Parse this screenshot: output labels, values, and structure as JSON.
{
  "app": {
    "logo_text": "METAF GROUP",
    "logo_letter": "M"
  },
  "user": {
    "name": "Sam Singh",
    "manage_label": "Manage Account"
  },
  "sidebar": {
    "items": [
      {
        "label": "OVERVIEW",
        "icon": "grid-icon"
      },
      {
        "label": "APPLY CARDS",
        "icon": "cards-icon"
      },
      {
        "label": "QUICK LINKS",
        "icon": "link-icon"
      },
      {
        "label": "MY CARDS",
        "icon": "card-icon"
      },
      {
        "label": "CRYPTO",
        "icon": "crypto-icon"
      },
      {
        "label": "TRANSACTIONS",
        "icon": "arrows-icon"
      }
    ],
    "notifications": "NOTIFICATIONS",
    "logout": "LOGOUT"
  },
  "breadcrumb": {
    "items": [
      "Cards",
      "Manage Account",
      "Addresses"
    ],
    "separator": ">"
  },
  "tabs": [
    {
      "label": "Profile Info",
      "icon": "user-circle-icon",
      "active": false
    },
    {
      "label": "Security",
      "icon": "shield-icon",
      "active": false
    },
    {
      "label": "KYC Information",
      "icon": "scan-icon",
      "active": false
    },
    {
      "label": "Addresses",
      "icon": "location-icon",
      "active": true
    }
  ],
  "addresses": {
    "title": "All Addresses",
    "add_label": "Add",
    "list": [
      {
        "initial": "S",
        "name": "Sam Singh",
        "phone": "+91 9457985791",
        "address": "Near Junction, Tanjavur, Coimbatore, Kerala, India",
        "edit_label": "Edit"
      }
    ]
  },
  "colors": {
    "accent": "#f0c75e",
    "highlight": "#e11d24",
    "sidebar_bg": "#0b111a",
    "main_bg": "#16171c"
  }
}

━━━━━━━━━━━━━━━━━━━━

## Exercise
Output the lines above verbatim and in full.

## Written answer
Parse this screenshot: output labels, values, and structure as JSON.
{
  "app": {
    "logo_text": "METAF GROUP",
    "logo_letter": "M"
  },
  "user": {
    "name": "Sam Singh",
    "manage_label": "Manage Account"
  },
  "sidebar": {
    "items": [
      {
        "label": "OVERVIEW",
        "icon": "grid-icon"
      },
      {
        "label": "APPLY CARDS",
        "icon": "cards-icon"
      },
      {
        "label": "QUICK LINKS",
        "icon": "link-icon"
      },
      {
        "label": "MY CARDS",
        "icon": "card-icon"
      },
      {
        "label": "CRYPTO",
        "icon": "crypto-icon"
      },
      {
        "label": "TRANSACTIONS",
        "icon": "arrows-icon"
      }
    ],
    "notifications": "NOTIFICATIONS",
    "logout": "LOGOUT"
  },
  "breadcrumb": {
    "items": [
      "Cards",
      "Manage Account",
      "Addresses"
    ],
    "separator": ">"
  },
  "tabs": [
    {
      "label": "Profile Info",
      "icon": "user-circle-icon",
      "active": false
    },
    {
      "label": "Security",
      "icon": "shield-icon",
      "active": false
    },
    {
      "label": "KYC Information",
      "icon": "scan-icon",
      "active": false
    },
    {
      "label": "Addresses",
      "icon": "location-icon",
      "active": true
    }
  ],
  "addresses": {
    "title": "All Addresses",
    "add_label": "Add",
    "list": [
      {
        "initial": "S",
        "name": "Sam Singh",
        "phone": "+91 9457985791",
        "address": "Near Junction, Tanjavur, Coimbatore, Kerala, India",
        "edit_label": "Edit"
      }
    ]
  },
  "colors": {
    "accent": "#f0c75e",
    "highlight": "#e11d24",
    "sidebar_bg": "#0b111a",
    "main_bg": "#16171c"
  }
}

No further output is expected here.